Which lines of the data hold the word "stages"? Copy all of them.

Data extracted from a collection:
>>>>

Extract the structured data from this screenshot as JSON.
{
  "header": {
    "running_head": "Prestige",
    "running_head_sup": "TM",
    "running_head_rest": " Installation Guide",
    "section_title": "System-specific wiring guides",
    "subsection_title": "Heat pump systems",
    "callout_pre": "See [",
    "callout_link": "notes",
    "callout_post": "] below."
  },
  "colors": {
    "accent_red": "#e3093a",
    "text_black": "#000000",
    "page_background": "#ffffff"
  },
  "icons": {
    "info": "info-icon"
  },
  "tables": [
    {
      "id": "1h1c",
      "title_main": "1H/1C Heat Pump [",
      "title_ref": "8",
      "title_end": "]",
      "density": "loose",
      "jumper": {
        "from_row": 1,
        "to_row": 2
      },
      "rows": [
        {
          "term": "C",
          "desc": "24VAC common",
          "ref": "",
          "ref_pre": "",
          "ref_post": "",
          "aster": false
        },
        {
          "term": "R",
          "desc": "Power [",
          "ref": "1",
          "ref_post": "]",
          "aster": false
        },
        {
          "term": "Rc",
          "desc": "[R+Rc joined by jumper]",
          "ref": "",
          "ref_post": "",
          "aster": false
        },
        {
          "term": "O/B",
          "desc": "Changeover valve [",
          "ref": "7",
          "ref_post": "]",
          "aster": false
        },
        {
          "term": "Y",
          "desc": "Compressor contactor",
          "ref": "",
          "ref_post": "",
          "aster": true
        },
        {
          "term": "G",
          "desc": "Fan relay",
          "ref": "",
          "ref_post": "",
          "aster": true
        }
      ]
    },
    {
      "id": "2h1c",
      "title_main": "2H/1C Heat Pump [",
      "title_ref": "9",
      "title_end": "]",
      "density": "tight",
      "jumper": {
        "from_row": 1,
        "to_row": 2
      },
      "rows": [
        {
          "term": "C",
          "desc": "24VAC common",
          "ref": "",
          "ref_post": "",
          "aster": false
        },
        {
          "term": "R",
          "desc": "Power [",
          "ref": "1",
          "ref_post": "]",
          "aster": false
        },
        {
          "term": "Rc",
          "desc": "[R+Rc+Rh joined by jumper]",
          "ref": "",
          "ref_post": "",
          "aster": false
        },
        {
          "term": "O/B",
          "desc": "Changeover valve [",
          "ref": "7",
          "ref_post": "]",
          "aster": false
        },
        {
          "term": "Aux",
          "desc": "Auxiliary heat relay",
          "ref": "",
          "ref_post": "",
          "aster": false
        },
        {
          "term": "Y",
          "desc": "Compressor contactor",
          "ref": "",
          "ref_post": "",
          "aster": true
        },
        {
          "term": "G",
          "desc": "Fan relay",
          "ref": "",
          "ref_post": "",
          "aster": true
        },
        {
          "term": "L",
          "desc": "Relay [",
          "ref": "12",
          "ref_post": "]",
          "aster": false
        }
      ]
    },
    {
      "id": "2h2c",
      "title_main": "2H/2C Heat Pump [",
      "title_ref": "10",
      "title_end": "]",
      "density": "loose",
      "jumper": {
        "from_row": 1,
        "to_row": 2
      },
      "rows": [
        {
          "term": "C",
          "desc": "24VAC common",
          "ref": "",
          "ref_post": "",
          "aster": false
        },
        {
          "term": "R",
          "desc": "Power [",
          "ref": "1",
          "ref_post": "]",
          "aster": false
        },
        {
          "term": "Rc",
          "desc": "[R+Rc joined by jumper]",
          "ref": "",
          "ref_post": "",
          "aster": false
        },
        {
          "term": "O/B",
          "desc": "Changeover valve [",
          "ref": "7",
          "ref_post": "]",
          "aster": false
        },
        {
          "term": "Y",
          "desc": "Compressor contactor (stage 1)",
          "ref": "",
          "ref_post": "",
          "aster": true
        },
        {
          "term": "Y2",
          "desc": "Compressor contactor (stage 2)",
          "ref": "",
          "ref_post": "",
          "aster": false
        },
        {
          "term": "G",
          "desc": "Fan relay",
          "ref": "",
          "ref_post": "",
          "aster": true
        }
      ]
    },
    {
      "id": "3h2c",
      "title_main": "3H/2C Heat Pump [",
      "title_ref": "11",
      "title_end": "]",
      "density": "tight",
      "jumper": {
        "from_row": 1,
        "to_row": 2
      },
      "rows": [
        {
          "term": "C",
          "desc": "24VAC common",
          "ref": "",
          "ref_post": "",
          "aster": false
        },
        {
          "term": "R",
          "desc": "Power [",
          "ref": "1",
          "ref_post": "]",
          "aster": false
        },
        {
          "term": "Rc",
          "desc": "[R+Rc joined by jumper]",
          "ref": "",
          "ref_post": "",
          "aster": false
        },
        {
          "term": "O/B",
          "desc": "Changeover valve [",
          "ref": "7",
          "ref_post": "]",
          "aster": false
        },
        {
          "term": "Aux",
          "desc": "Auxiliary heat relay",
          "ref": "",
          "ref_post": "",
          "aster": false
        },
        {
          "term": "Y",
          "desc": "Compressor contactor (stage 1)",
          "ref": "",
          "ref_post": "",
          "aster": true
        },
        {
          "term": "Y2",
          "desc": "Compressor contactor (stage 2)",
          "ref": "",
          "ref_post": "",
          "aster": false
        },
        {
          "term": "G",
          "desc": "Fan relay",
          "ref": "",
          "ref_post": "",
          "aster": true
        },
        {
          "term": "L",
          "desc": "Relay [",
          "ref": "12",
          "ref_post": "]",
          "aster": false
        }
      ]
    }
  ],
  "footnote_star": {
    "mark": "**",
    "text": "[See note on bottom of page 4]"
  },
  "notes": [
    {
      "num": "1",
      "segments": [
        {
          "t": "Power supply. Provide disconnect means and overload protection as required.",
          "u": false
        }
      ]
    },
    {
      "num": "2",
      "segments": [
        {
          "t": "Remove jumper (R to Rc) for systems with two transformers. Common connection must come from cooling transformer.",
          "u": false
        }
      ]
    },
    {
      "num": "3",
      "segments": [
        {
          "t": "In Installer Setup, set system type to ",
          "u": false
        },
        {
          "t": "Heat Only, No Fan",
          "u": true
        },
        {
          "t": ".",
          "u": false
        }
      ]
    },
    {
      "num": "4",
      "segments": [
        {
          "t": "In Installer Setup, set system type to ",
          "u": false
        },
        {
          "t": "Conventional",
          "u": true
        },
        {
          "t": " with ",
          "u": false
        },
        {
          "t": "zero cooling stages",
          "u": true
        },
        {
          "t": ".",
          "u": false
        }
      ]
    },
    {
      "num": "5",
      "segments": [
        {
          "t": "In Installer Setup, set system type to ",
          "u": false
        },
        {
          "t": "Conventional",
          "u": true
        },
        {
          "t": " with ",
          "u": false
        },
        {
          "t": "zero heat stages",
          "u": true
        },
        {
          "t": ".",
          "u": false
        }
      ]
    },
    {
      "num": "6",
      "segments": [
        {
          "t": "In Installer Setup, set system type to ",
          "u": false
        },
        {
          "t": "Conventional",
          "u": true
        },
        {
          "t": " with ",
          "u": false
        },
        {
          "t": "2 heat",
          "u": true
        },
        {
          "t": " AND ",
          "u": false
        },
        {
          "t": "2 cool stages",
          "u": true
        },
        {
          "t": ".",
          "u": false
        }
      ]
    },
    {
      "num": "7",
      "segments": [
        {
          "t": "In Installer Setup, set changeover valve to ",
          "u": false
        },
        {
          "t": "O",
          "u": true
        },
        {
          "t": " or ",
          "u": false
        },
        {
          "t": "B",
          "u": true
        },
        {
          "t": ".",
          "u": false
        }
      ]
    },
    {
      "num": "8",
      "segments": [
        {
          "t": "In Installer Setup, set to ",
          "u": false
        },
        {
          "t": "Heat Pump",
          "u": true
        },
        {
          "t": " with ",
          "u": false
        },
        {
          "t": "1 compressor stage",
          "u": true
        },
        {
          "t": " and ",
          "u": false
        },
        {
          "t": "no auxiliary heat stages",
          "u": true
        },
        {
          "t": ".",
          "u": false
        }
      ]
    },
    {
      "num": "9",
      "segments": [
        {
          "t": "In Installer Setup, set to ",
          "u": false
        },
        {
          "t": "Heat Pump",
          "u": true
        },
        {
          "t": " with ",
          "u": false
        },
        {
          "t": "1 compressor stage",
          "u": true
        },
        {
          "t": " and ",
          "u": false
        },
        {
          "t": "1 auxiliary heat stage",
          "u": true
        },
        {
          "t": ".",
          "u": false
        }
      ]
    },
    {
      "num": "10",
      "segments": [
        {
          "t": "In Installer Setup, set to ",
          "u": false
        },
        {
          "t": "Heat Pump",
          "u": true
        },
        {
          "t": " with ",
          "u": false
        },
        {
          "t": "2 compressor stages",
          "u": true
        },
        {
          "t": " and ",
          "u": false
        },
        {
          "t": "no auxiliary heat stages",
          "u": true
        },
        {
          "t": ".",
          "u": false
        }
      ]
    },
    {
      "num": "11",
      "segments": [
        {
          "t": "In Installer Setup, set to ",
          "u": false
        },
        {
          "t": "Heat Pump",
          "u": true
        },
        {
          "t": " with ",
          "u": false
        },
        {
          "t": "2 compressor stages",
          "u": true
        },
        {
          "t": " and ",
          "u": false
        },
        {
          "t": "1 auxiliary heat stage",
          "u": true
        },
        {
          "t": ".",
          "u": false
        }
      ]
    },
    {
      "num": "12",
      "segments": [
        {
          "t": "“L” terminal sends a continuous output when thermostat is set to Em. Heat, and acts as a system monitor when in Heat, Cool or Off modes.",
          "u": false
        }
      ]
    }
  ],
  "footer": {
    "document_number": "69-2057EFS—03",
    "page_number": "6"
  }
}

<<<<

> **EXERCISE OUTPUT**:
          "t": "zero cooling stages",
          "t": "zero heat stages",
          "t": "2 cool stages",
          "t": "no auxiliary heat stages",
          "t": "2 compressor stages",
          "t": "no auxiliary heat stages",
          "t": "2 compressor stages",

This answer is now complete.